Well that's disappointing, i thought Hexus towers was overflowing with Jedi. ;)

Any hardware that requires the use of an online account is a non-starter for me, i want my to use all the features of my hardware should the worst happen and the company goes belly up…also £200. :surprised:
I lost interest as soon as I saw the price. £200 is far too much, especially as Razer doesn't have the best reputation for quality and reliability.
I just came for the price. It says a lot that I was disappointed at £200, because I expected it to be at least £300.

“Razer - The Apple tax for Windows!”
I might not be getting it but what is the realworld advantage of an opto-mechanical switch over a normal one,especially if its noisier?
CAT-THE-FIFTH
I might not be getting it but what is the realworld advantage of an opto-mechanical switch over a normal one,especially if its noisier?

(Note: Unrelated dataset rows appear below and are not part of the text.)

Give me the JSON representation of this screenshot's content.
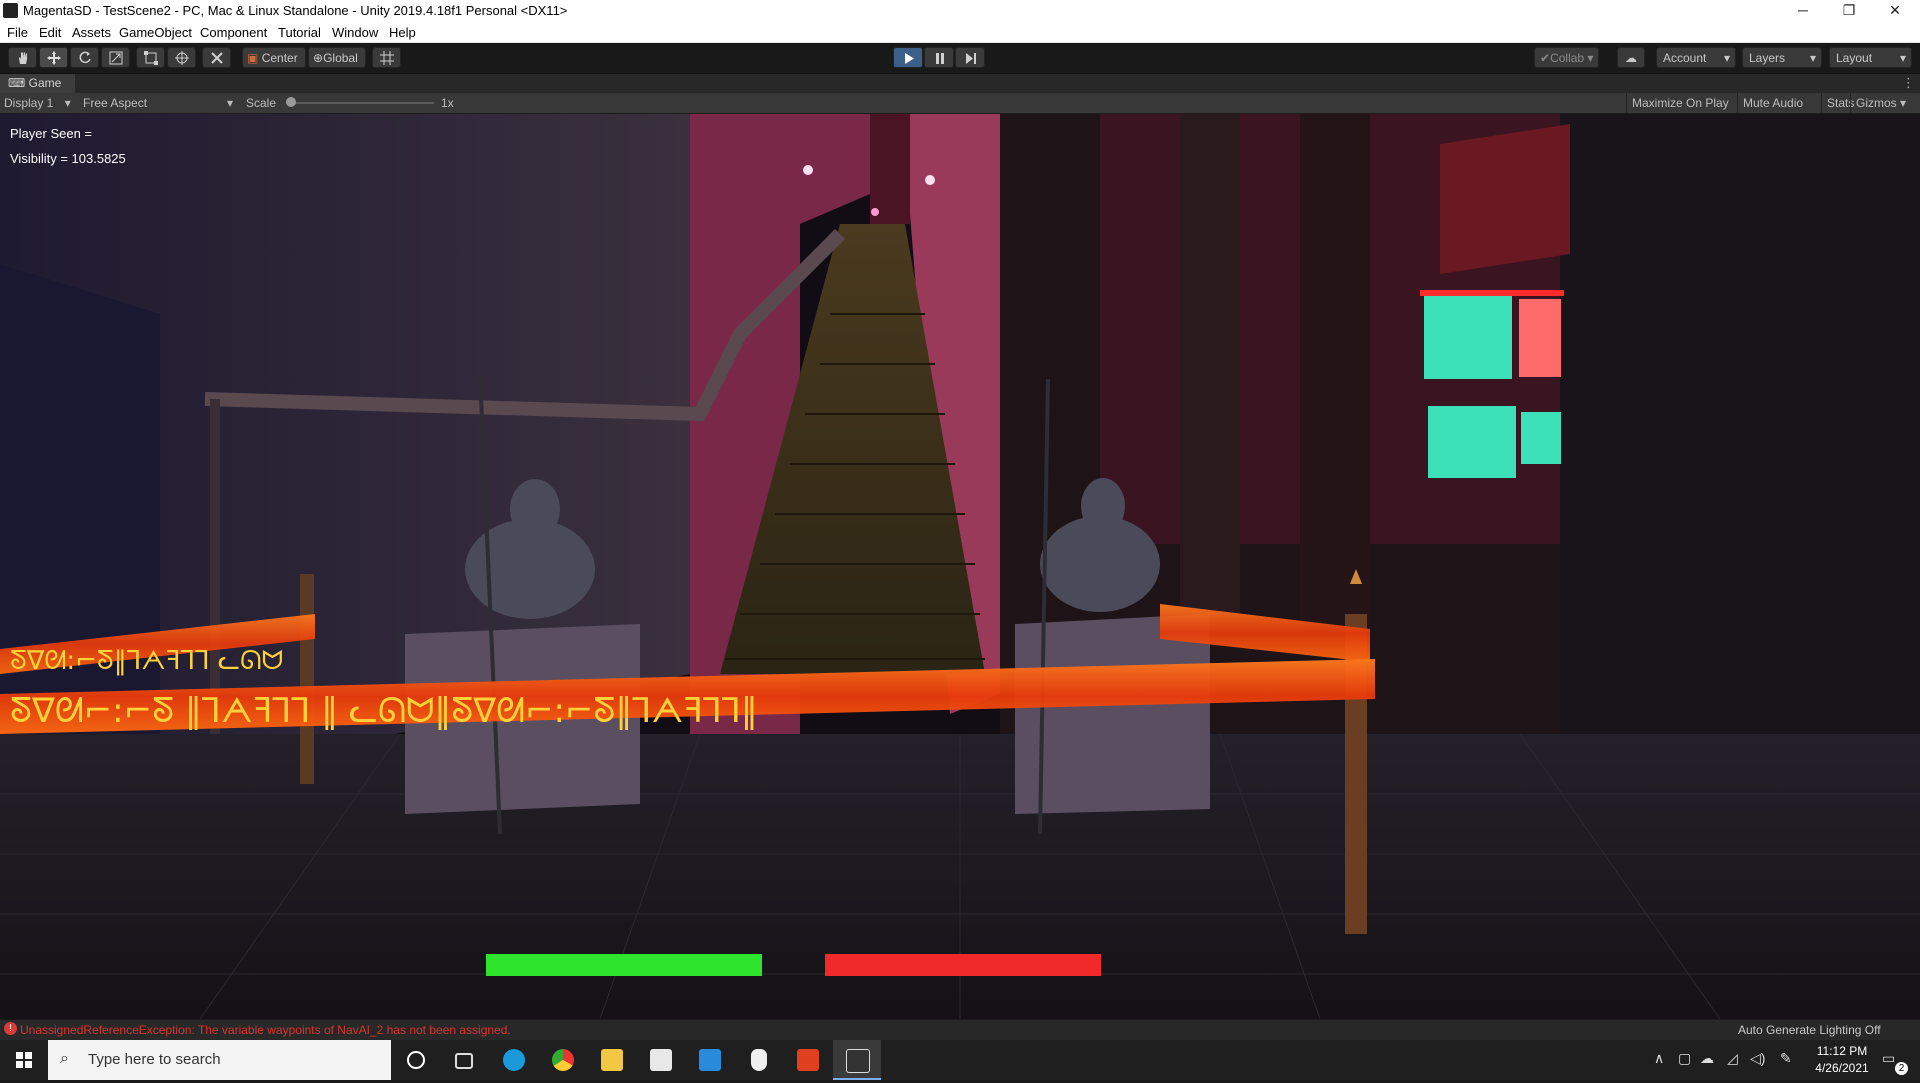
{
  "window": {
    "title": "MagentaSD - TestScene2 - PC, Mac & Linux Standalone - Unity 2019.4.18f1 Personal <DX11>",
    "controls": {
      "minimize": "─",
      "maximize": "❐",
      "close": "✕"
    }
  },
  "menu": [
    "File",
    "Edit",
    "Assets",
    "GameObject",
    "Component",
    "Tutorial",
    "Window",
    "Help"
  ],
  "toolbar": {
    "tools": [
      "hand-tool-icon",
      "move-tool-icon",
      "rotate-tool-icon",
      "scale-tool-icon",
      "rect-tool-icon",
      "transform-tool-icon",
      "custom-tool-icon"
    ],
    "pivot_label": "Center",
    "space_label": "Global",
    "collab_label": "Collab",
    "account_label": "Account",
    "layers_label": "Layers",
    "layout_label": "Layout",
    "play_active": true
  },
  "game_tab": {
    "label": "Game",
    "display": "Display 1",
    "aspect": "Free Aspect",
    "scale_label": "Scale",
    "scale_value": "1x",
    "scale_level": 0.0,
    "toggles": [
      "Maximize On Play",
      "Mute Audio",
      "Stats",
      "Gizmos"
    ]
  },
  "hud": {
    "player_seen": "Player Seen =",
    "visibility": "Visibility = 103.5825",
    "green_bar_color": "#2ee52e",
    "red_bar_color": "#f02a2a"
  },
  "scene": {
    "tape_glyphs": "ᘕ∇ᘛ⌐:⌐ᘕ ‖⅂ᗅꟻ⅂Ꞁ ‖ ᓚᘏᗢ‖ᘕ∇ᘛ⌐:⌐ᘕ‖⅂ᗅꟻ⅂Ꞁ‖",
    "tape_glyphs_short": "ᘕ∇ᘛ:⌐ᘕ‖⅂ᗅꟻ⅂Ꞁ ᓚᘏᗢ"
  },
  "status": {
    "error_text": "UnassignedReferenceException: The variable waypoints of NavAI_2 has not been assigned.",
    "lighting_text": "Auto Generate Lighting Off"
  },
  "taskbar": {
    "search_placeholder": "Type here to search",
    "apps": [
      "cortana-icon",
      "task-view-icon",
      "edge-icon",
      "chrome-icon",
      "file-explorer-icon",
      "store-icon",
      "mail-icon",
      "alienware-icon",
      "office-icon",
      "unity-icon"
    ],
    "time": "11:12 PM",
    "date": "4/26/2021",
    "notification_count": "2"
  }
}
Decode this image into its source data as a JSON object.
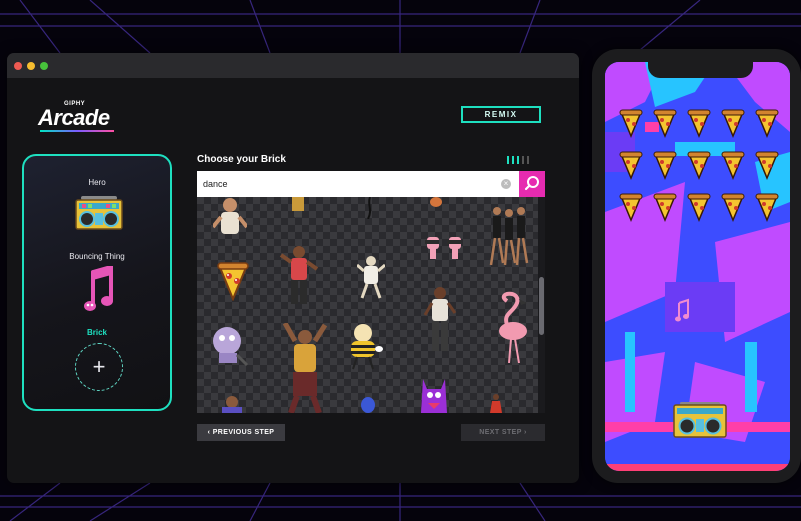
{
  "window": {
    "logo_giphy": "GIPHY",
    "logo_arcade": "Arcade",
    "remix_label": "REMIX"
  },
  "panel": {
    "slots": [
      {
        "label": "Hero",
        "art": "boombox-icon"
      },
      {
        "label": "Bouncing Thing",
        "art": "music-note-icon"
      },
      {
        "label": "Brick",
        "art": "add-icon",
        "active": true
      }
    ],
    "add_symbol": "+"
  },
  "search": {
    "title": "Choose your Brick",
    "value": "dance",
    "clear_symbol": "×",
    "step_count": 5,
    "current_step": 3
  },
  "results": [
    "dancing-man-gif",
    "dancer-gif",
    "dancer-gif",
    "dancer-gif",
    "dancing-group-gif",
    "pizza-slice-gif",
    "dancing-man-gif",
    "dancing-figure-gif",
    "feet-gif",
    "alien-dancer-gif",
    "dancing-man-gif",
    "cartoon-bee-gif",
    "dancing-woman-gif",
    "flamingo-gif",
    "dancing-man-gif",
    "purple-monster-gif",
    "dancer-gif"
  ],
  "nav": {
    "prev_label": "‹ PREVIOUS STEP",
    "next_label": "NEXT STEP ›"
  },
  "colors": {
    "accent": "#1ee0c0",
    "search_button": "#e62bb0",
    "background": "#05030c",
    "window": "#141416"
  },
  "phone": {
    "bricks": "pizza-slice-icon",
    "bouncing_thing": "music-note-icon",
    "hero": "boombox-icon"
  }
}
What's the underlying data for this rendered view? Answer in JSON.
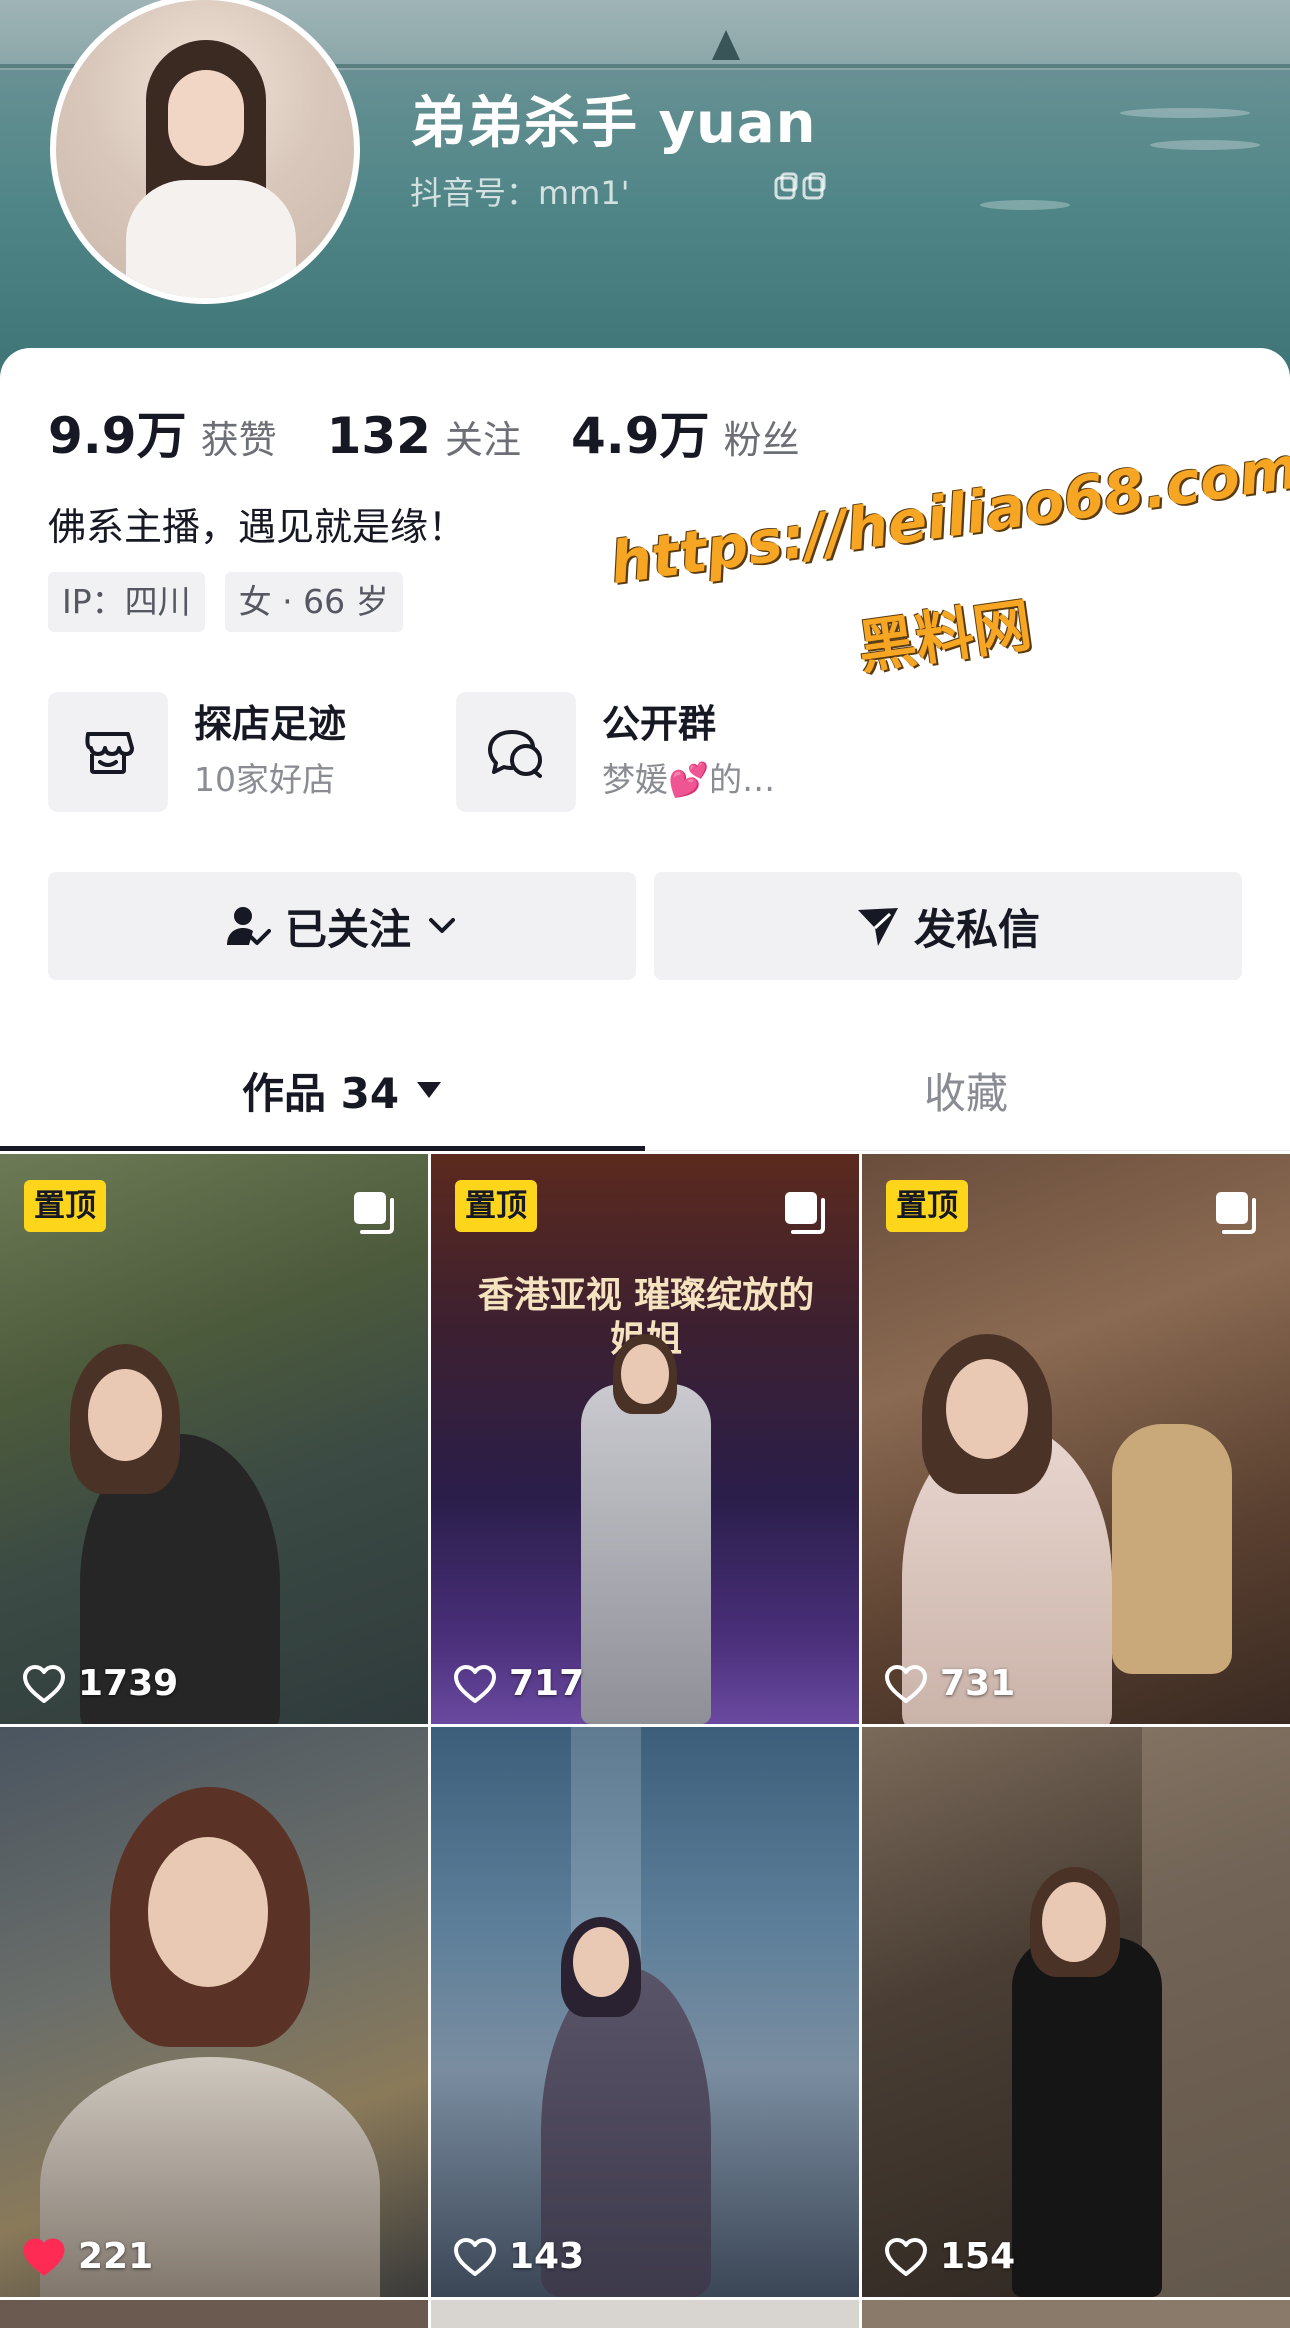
{
  "profile": {
    "name": "弟弟杀手 yuan",
    "douyin_id": "抖音号：mm1'"
  },
  "stats": [
    {
      "value": "9.9万",
      "label": "获赞"
    },
    {
      "value": "132",
      "label": "关注"
    },
    {
      "value": "4.9万",
      "label": "粉丝"
    }
  ],
  "bio": "佛系主播，遇见就是缘！",
  "tags": [
    "IP：四川",
    "女 · 66 岁"
  ],
  "features": [
    {
      "title": "探店足迹",
      "subtitle": "10家好店",
      "icon": "store-icon"
    },
    {
      "title": "公开群",
      "subtitle": "梦媛💕的…",
      "icon": "chat-group-icon"
    }
  ],
  "actions": {
    "follow_label": "已关注",
    "message_label": "发私信"
  },
  "tabs": {
    "works_label": "作品 34",
    "favorites_label": "收藏"
  },
  "videos": [
    {
      "pinned": true,
      "pin_label": "置顶",
      "likes": "1739",
      "liked": false
    },
    {
      "pinned": true,
      "pin_label": "置顶",
      "likes": "717",
      "liked": false,
      "overlay_text": "香港亚视 璀璨绽放的姐姐"
    },
    {
      "pinned": true,
      "pin_label": "置顶",
      "likes": "731",
      "liked": false
    },
    {
      "pinned": false,
      "likes": "221",
      "liked": true
    },
    {
      "pinned": false,
      "likes": "143",
      "liked": false
    },
    {
      "pinned": false,
      "likes": "154",
      "liked": false
    }
  ],
  "watermark": {
    "line1": "https://heiliao68.com",
    "line2": "黑料网"
  },
  "colors": {
    "pin_bg": "#fdd61c",
    "liked_heart": "#fe2c55",
    "text_primary": "#161823",
    "text_secondary": "#8a8c93",
    "button_bg": "#f1f1f3"
  }
}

I believe it's similar to the Gram Strategy in the car industry, that Mazda came up with.

If you slowly but surely remove tiny tiny delays, they eventually add up to a larger, more noticeable difference.